This was the preface to a case I put forward on ‘graduates versus apprentices’ at a recent event attended by graduate recruiters.

Employers seem to think there is a big difference between hiring graduates and hiring apprentices, but having looked at the evidence, I don’t think there needs to be.

The hiring and training costs associated are similar, and although it might be easier to market to graduates, their salary expectations are likely to be higher, with more competition for graduates, so this balances out.

What most employers cite as a reason to hire graduates is their ‘long-term potential’ but realistically, how many graduates stay in a company long enough to fulfil this potential?

An interesting test for employers would be to consider whether the word ‘graduate’ could be dropped from a job description altogether; if an English graduate and a Maths graduate could be considered for the same role, then is a degree needed at all? I’m not suggesting that hiring graduates is a bad thing, but it is a finite and overfished pool, and many ‘graduate’ jobs simply do not need the skills learnt on degree courses anymore.

The imperative is even stronger when we consider ‘skills shortage’ professions such as engineering. It’s been hard to recruit in this area for decades, but it’s going to get worse. The age profile of chartered engineers shows a large proportion approaching retirement, but there have been no significant increases at the graduate end. This shortage will inevitably lead to pay rises, unfilled jobs and manpower headaches unless companies start planning for it now.

With this in mind, I believe now is the right time to rethink the way that young people are hired. It might be beneficial to look at their recruitment in terms of ‘skilled hires’ for example, graduates with specific skills or lateral hires, and then ‘unskilled hires’, whatever their age or educational level.

With university fees rising, there is likely to be an increased interest in alternatives to university such as apprenticeships. However, many young people will push themselves into higher education simply because it is what they think should do to appeal to recruiters, and so the cycle continues.

Clearly there are a number of questions for employers to think through and the answers are likely to be different dependent on the sector and company, but it must be time for recruiters to broaden their horizons.

Maybe the most attractive employers of the future will be those who offer a viable, exciting alternative to university which can take them all the way to the boardroom, rather than those who insist on the university experience itself.
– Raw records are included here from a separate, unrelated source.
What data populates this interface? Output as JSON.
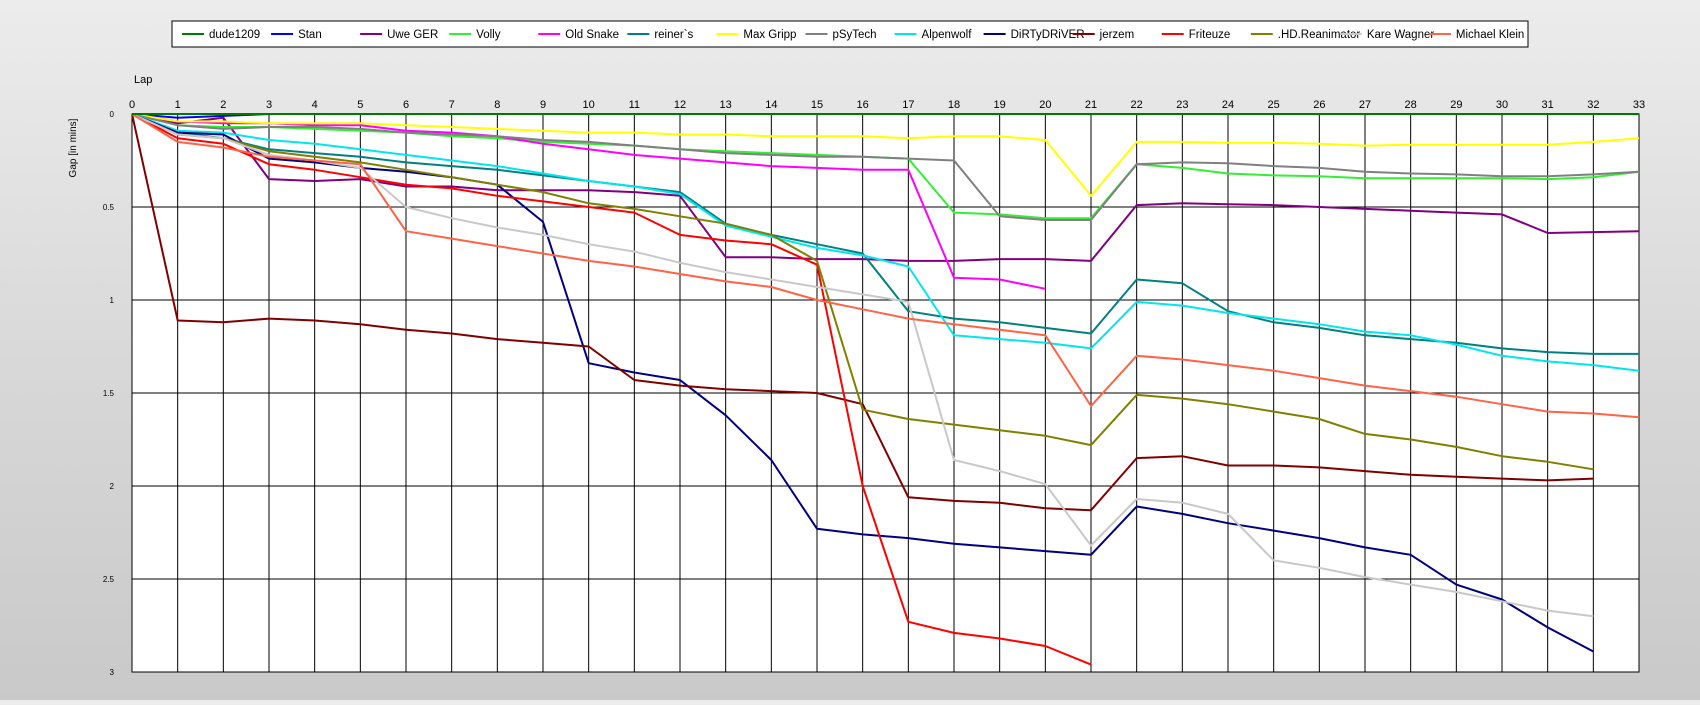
{
  "chart_data": {
    "type": "line",
    "xlabel": "Lap",
    "ylabel": "Gap [in mins]",
    "xlim": [
      0,
      33
    ],
    "ylim": [
      0,
      3
    ],
    "y_inverted": true,
    "grid": true,
    "legend_position": "top",
    "x_ticks": [
      "0",
      "1",
      "2",
      "3",
      "4",
      "5",
      "6",
      "7",
      "8",
      "9",
      "10",
      "11",
      "12",
      "13",
      "14",
      "15",
      "16",
      "17",
      "18",
      "19",
      "20",
      "21",
      "22",
      "23",
      "24",
      "25",
      "26",
      "27",
      "28",
      "29",
      "30",
      "31",
      "32",
      "33"
    ],
    "y_ticks": [
      "0",
      "0.5",
      "1",
      "1.5",
      "2",
      "2.5",
      "3"
    ],
    "series": [
      {
        "name": "dude1209",
        "color": "#007a00",
        "x": [
          0,
          33
        ],
        "y": [
          0,
          0
        ]
      },
      {
        "name": "Stan",
        "color": "#0000ff",
        "x": [
          0,
          1,
          2,
          3
        ],
        "y": [
          0,
          0.02,
          0.01,
          0
        ]
      },
      {
        "name": "Uwe GER",
        "color": "#800080",
        "x": [
          0,
          1,
          2,
          3,
          4,
          5,
          6,
          7,
          8,
          9,
          10,
          11,
          12,
          13,
          14,
          15,
          16,
          17,
          18,
          19,
          20,
          21,
          22,
          23,
          24,
          25,
          26,
          27,
          28,
          29,
          30,
          31,
          32,
          33
        ],
        "y": [
          0,
          0.05,
          0.02,
          0.35,
          0.36,
          0.35,
          0.39,
          0.39,
          0.41,
          0.41,
          0.41,
          0.42,
          0.44,
          0.77,
          0.77,
          0.78,
          0.78,
          0.79,
          0.79,
          0.78,
          0.78,
          0.79,
          0.49,
          0.48,
          0.485,
          0.49,
          0.5,
          0.51,
          0.52,
          0.53,
          0.54,
          0.64,
          0.635,
          0.63
        ]
      },
      {
        "name": "Volly",
        "color": "#33ee33",
        "x": [
          0,
          1,
          2,
          3,
          4,
          5,
          6,
          7,
          8,
          9,
          10,
          11,
          12,
          13,
          14,
          15,
          16,
          17,
          18,
          19,
          20,
          21,
          22,
          23,
          24,
          25,
          26,
          27,
          28,
          29,
          30,
          31,
          32,
          33
        ],
        "y": [
          0,
          0.06,
          0.07,
          0.07,
          0.08,
          0.09,
          0.1,
          0.12,
          0.13,
          0.15,
          0.16,
          0.17,
          0.19,
          0.2,
          0.21,
          0.22,
          0.23,
          0.24,
          0.53,
          0.54,
          0.56,
          0.56,
          0.27,
          0.29,
          0.32,
          0.33,
          0.335,
          0.345,
          0.345,
          0.345,
          0.345,
          0.35,
          0.34,
          0.31
        ]
      },
      {
        "name": "Old Snake",
        "color": "#ff00ff",
        "x": [
          0,
          1,
          2,
          3,
          4,
          5,
          6,
          7,
          8,
          9,
          10,
          11,
          12,
          13,
          14,
          15,
          16,
          17,
          18,
          19,
          20
        ],
        "y": [
          0,
          0.04,
          0.05,
          0.05,
          0.06,
          0.06,
          0.09,
          0.1,
          0.12,
          0.16,
          0.19,
          0.22,
          0.24,
          0.26,
          0.28,
          0.29,
          0.3,
          0.3,
          0.88,
          0.89,
          0.94
        ]
      },
      {
        "name": "reiner`s",
        "color": "#008080",
        "x": [
          0,
          1,
          2,
          3,
          4,
          5,
          6,
          7,
          8,
          9,
          10,
          11,
          12,
          13,
          14,
          15,
          16,
          17,
          18,
          19,
          20,
          21,
          22,
          23,
          24,
          25,
          26,
          27,
          28,
          29,
          30,
          31,
          32,
          33
        ],
        "y": [
          0,
          0.1,
          0.13,
          0.19,
          0.21,
          0.23,
          0.26,
          0.28,
          0.3,
          0.33,
          0.36,
          0.39,
          0.42,
          0.59,
          0.65,
          0.7,
          0.75,
          1.06,
          1.1,
          1.12,
          1.15,
          1.18,
          0.89,
          0.91,
          1.06,
          1.12,
          1.15,
          1.19,
          1.21,
          1.23,
          1.26,
          1.28,
          1.29,
          1.29
        ]
      },
      {
        "name": "Max Gripp",
        "color": "#ffff00",
        "x": [
          0,
          1,
          2,
          3,
          4,
          5,
          6,
          7,
          8,
          9,
          10,
          11,
          12,
          13,
          14,
          15,
          16,
          17,
          18,
          19,
          20,
          21,
          22,
          23,
          24,
          25,
          26,
          27,
          28,
          29,
          30,
          31,
          32,
          33
        ],
        "y": [
          0,
          0.04,
          0.04,
          0.05,
          0.05,
          0.05,
          0.06,
          0.07,
          0.08,
          0.09,
          0.1,
          0.1,
          0.11,
          0.11,
          0.12,
          0.12,
          0.12,
          0.13,
          0.12,
          0.12,
          0.14,
          0.44,
          0.15,
          0.15,
          0.155,
          0.155,
          0.16,
          0.17,
          0.165,
          0.165,
          0.165,
          0.165,
          0.15,
          0.13
        ]
      },
      {
        "name": "pSyTech",
        "color": "#808080",
        "x": [
          0,
          1,
          2,
          3,
          4,
          5,
          6,
          7,
          8,
          9,
          10,
          11,
          12,
          13,
          14,
          15,
          16,
          17,
          18,
          19,
          20,
          21,
          22,
          23,
          24,
          25,
          26,
          27,
          28,
          29,
          30,
          31,
          32,
          33
        ],
        "y": [
          0,
          0.06,
          0.08,
          0.07,
          0.07,
          0.08,
          0.1,
          0.11,
          0.12,
          0.14,
          0.15,
          0.17,
          0.19,
          0.21,
          0.22,
          0.23,
          0.23,
          0.24,
          0.25,
          0.55,
          0.57,
          0.57,
          0.27,
          0.26,
          0.265,
          0.28,
          0.29,
          0.31,
          0.32,
          0.325,
          0.335,
          0.335,
          0.325,
          0.31
        ]
      },
      {
        "name": "Alpenwolf",
        "color": "#00e5ee",
        "x": [
          0,
          1,
          2,
          3,
          4,
          5,
          6,
          7,
          8,
          9,
          10,
          11,
          12,
          13,
          14,
          15,
          16,
          17,
          18,
          19,
          20,
          21,
          22,
          23,
          24,
          25,
          26,
          27,
          28,
          29,
          30,
          31,
          32,
          33
        ],
        "y": [
          0,
          0.09,
          0.1,
          0.14,
          0.16,
          0.19,
          0.22,
          0.25,
          0.28,
          0.32,
          0.36,
          0.39,
          0.43,
          0.6,
          0.66,
          0.72,
          0.76,
          0.82,
          1.19,
          1.21,
          1.23,
          1.26,
          1.01,
          1.03,
          1.07,
          1.1,
          1.13,
          1.17,
          1.19,
          1.24,
          1.3,
          1.33,
          1.35,
          1.38
        ]
      },
      {
        "name": "DiRTyDRiVER",
        "color": "#000080",
        "x": [
          0,
          1,
          2,
          3,
          4,
          5,
          6,
          7,
          8,
          9,
          10,
          11,
          12,
          13,
          14,
          15,
          16,
          17,
          18,
          19,
          20,
          21,
          22,
          23,
          24,
          25,
          26,
          27,
          28,
          29,
          30,
          31,
          32
        ],
        "y": [
          0,
          0.1,
          0.11,
          0.24,
          0.26,
          0.29,
          0.31,
          0.34,
          0.38,
          0.58,
          1.34,
          1.39,
          1.43,
          1.62,
          1.86,
          2.23,
          2.26,
          2.28,
          2.31,
          2.33,
          2.35,
          2.37,
          2.11,
          2.15,
          2.2,
          2.24,
          2.28,
          2.33,
          2.37,
          2.53,
          2.61,
          2.76,
          2.89
        ]
      },
      {
        "name": "jerzem",
        "color": "#800000",
        "x": [
          0,
          1,
          2,
          3,
          4,
          5,
          6,
          7,
          8,
          9,
          10,
          11,
          12,
          13,
          14,
          15,
          16,
          17,
          18,
          19,
          20,
          21,
          22,
          23,
          24,
          25,
          26,
          27,
          28,
          29,
          30,
          31,
          32
        ],
        "y": [
          0,
          1.11,
          1.12,
          1.1,
          1.11,
          1.13,
          1.16,
          1.18,
          1.21,
          1.23,
          1.25,
          1.43,
          1.46,
          1.48,
          1.49,
          1.5,
          1.56,
          2.06,
          2.08,
          2.09,
          2.12,
          2.13,
          1.85,
          1.84,
          1.89,
          1.89,
          1.9,
          1.92,
          1.94,
          1.95,
          1.96,
          1.97,
          1.96
        ]
      },
      {
        "name": "Friteuze",
        "color": "#ff0000",
        "x": [
          0,
          1,
          2,
          3,
          4,
          5,
          6,
          7,
          8,
          9,
          10,
          11,
          12,
          13,
          14,
          15,
          16,
          17,
          18,
          19,
          20,
          21
        ],
        "y": [
          0,
          0.13,
          0.16,
          0.27,
          0.3,
          0.34,
          0.38,
          0.4,
          0.44,
          0.47,
          0.5,
          0.53,
          0.65,
          0.68,
          0.7,
          0.81,
          2.0,
          2.73,
          2.79,
          2.82,
          2.86,
          2.96
        ]
      },
      {
        "name": ".HD.Reanimator",
        "color": "#808000",
        "x": [
          0,
          1,
          2,
          3,
          4,
          5,
          6,
          7,
          8,
          9,
          10,
          11,
          12,
          13,
          14,
          15,
          16,
          17,
          18,
          19,
          20,
          21,
          22,
          23,
          24,
          25,
          26,
          27,
          28,
          29,
          30,
          31,
          32
        ],
        "y": [
          0,
          0.11,
          0.13,
          0.2,
          0.23,
          0.26,
          0.3,
          0.34,
          0.38,
          0.42,
          0.48,
          0.51,
          0.55,
          0.59,
          0.65,
          0.79,
          1.59,
          1.64,
          1.67,
          1.7,
          1.73,
          1.78,
          1.51,
          1.53,
          1.56,
          1.6,
          1.64,
          1.72,
          1.75,
          1.79,
          1.84,
          1.87,
          1.91
        ]
      },
      {
        "name": "Kare Wagner",
        "color": "#c8c8c8",
        "x": [
          0,
          1,
          2,
          3,
          4,
          5,
          6,
          7,
          8,
          9,
          10,
          11,
          12,
          13,
          14,
          15,
          16,
          17,
          18,
          19,
          20,
          21,
          22,
          23,
          24,
          25,
          26,
          27,
          28,
          29,
          30,
          31,
          32
        ],
        "y": [
          0,
          0.11,
          0.13,
          0.22,
          0.25,
          0.29,
          0.5,
          0.56,
          0.61,
          0.65,
          0.7,
          0.74,
          0.8,
          0.85,
          0.89,
          0.93,
          0.97,
          1.01,
          1.86,
          1.92,
          1.99,
          2.32,
          2.07,
          2.09,
          2.15,
          2.4,
          2.44,
          2.49,
          2.53,
          2.57,
          2.62,
          2.67,
          2.7
        ]
      },
      {
        "name": "Michael Klein",
        "color": "#ff6347",
        "x": [
          0,
          1,
          2,
          3,
          4,
          5,
          6,
          7,
          8,
          9,
          10,
          11,
          12,
          13,
          14,
          15,
          16,
          17,
          18,
          19,
          20,
          21,
          22,
          23,
          24,
          25,
          26,
          27,
          28,
          29,
          30,
          31,
          32,
          33
        ],
        "y": [
          0,
          0.15,
          0.18,
          0.23,
          0.25,
          0.27,
          0.63,
          0.67,
          0.71,
          0.75,
          0.79,
          0.82,
          0.86,
          0.9,
          0.93,
          1.0,
          1.05,
          1.1,
          1.13,
          1.16,
          1.19,
          1.57,
          1.3,
          1.32,
          1.35,
          1.38,
          1.42,
          1.46,
          1.49,
          1.52,
          1.56,
          1.6,
          1.61,
          1.63
        ]
      }
    ]
  }
}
This article was written by Marcus Body, our Head of Research, and was published in Recruiter Magazine.